▶ **ASSIGNMENT**
Copy every record word for word. The images stay behind.

▶ **DATA SECTION**
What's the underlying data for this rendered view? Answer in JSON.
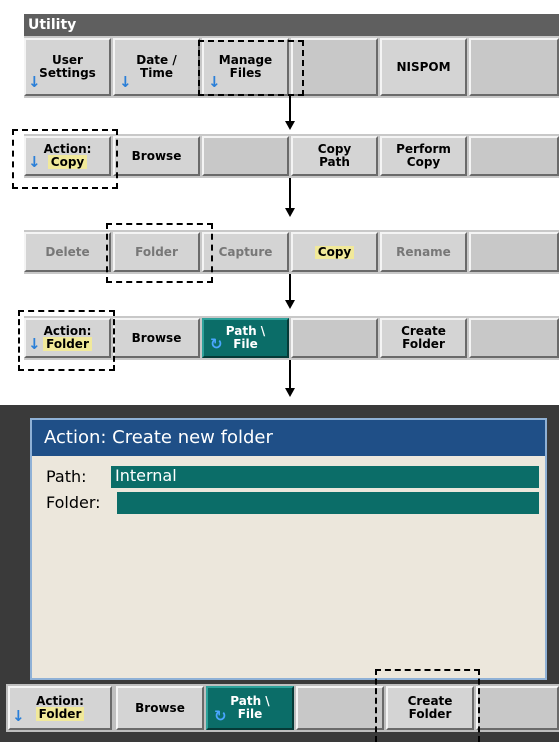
{
  "row1": {
    "title": "Utility",
    "keys": [
      {
        "line1": "User",
        "line2": "Settings"
      },
      {
        "line1": "Date /",
        "line2": "Time"
      },
      {
        "line1": "Manage",
        "line2": "Files"
      },
      {
        "line1": "",
        "line2": ""
      },
      {
        "line1": "NISPOM",
        "line2": ""
      },
      {
        "line1": "",
        "line2": ""
      }
    ]
  },
  "row2": {
    "action_label": "Action:",
    "action_value": "Copy",
    "browse": "Browse",
    "copy_path_1": "Copy",
    "copy_path_2": "Path",
    "perform_copy_1": "Perform",
    "perform_copy_2": "Copy"
  },
  "row3": {
    "delete": "Delete",
    "folder": "Folder",
    "capture": "Capture",
    "copy": "Copy",
    "rename": "Rename"
  },
  "row4": {
    "action_label": "Action:",
    "action_value": "Folder",
    "browse": "Browse",
    "path_file_1": "Path \\",
    "path_file_2": "File",
    "create_folder_1": "Create",
    "create_folder_2": "Folder"
  },
  "dialog": {
    "title": "Action: Create new folder",
    "path_label": "Path:",
    "path_value": "Internal",
    "folder_label": "Folder:",
    "folder_value": ""
  },
  "row5": {
    "action_label": "Action:",
    "action_value": "Folder",
    "browse": "Browse",
    "path_file_1": "Path \\",
    "path_file_2": "File",
    "create_folder_1": "Create",
    "create_folder_2": "Folder"
  },
  "colors": {
    "teal": "#0b6d68",
    "title_blue": "#1f4f87",
    "highlight": "#f1e99a",
    "arrow_blue": "#2a7fd8"
  }
}
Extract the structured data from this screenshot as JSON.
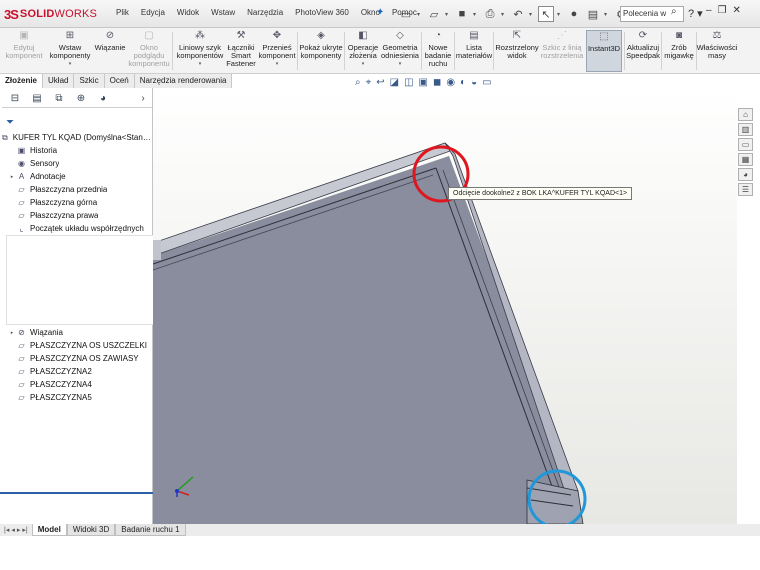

▶ **TASK RESPONSE**
What's the underlying data for this rendered view? Answer in JSON.
{
  "row1": {
    "title": "Utility",
    "keys": [
      {
        "line1": "User",
        "line2": "Settings"
      },
      {
        "line1": "Date /",
        "line2": "Time"
      },
      {
        "line1": "Manage",
        "line2": "Files"
      },
      {
        "line1": "",
        "line2": ""
      },
      {
        "line1": "NISPOM",
        "line2": ""
      },
      {
        "line1": "",
        "line2": ""
      }
    ]
  },
  "row2": {
    "action_label": "Action:",
    "action_value": "Copy",
    "browse": "Browse",
    "copy_path_1": "Copy",
    "copy_path_2": "Path",
    "perform_copy_1": "Perform",
    "perform_copy_2": "Copy"
  },
  "row3": {
    "delete": "Delete",
    "folder": "Folder",
    "capture": "Capture",
    "copy": "Copy",
    "rename": "Rename"
  },
  "row4": {
    "action_label": "Action:",
    "action_value": "Folder",
    "browse": "Browse",
    "path_file_1": "Path \\",
    "path_file_2": "File",
    "create_folder_1": "Create",
    "create_folder_2": "Folder"
  },
  "dialog": {
    "title": "Action: Create new folder",
    "path_label": "Path:",
    "path_value": "Internal",
    "folder_label": "Folder:",
    "folder_value": ""
  },
  "row5": {
    "action_label": "Action:",
    "action_value": "Folder",
    "browse": "Browse",
    "path_file_1": "Path \\",
    "path_file_2": "File",
    "create_folder_1": "Create",
    "create_folder_2": "Folder"
  },
  "colors": {
    "teal": "#0b6d68",
    "title_blue": "#1f4f87",
    "highlight": "#f1e99a",
    "arrow_blue": "#2a7fd8"
  }
}
Extract the structured data from this screenshot as JSON.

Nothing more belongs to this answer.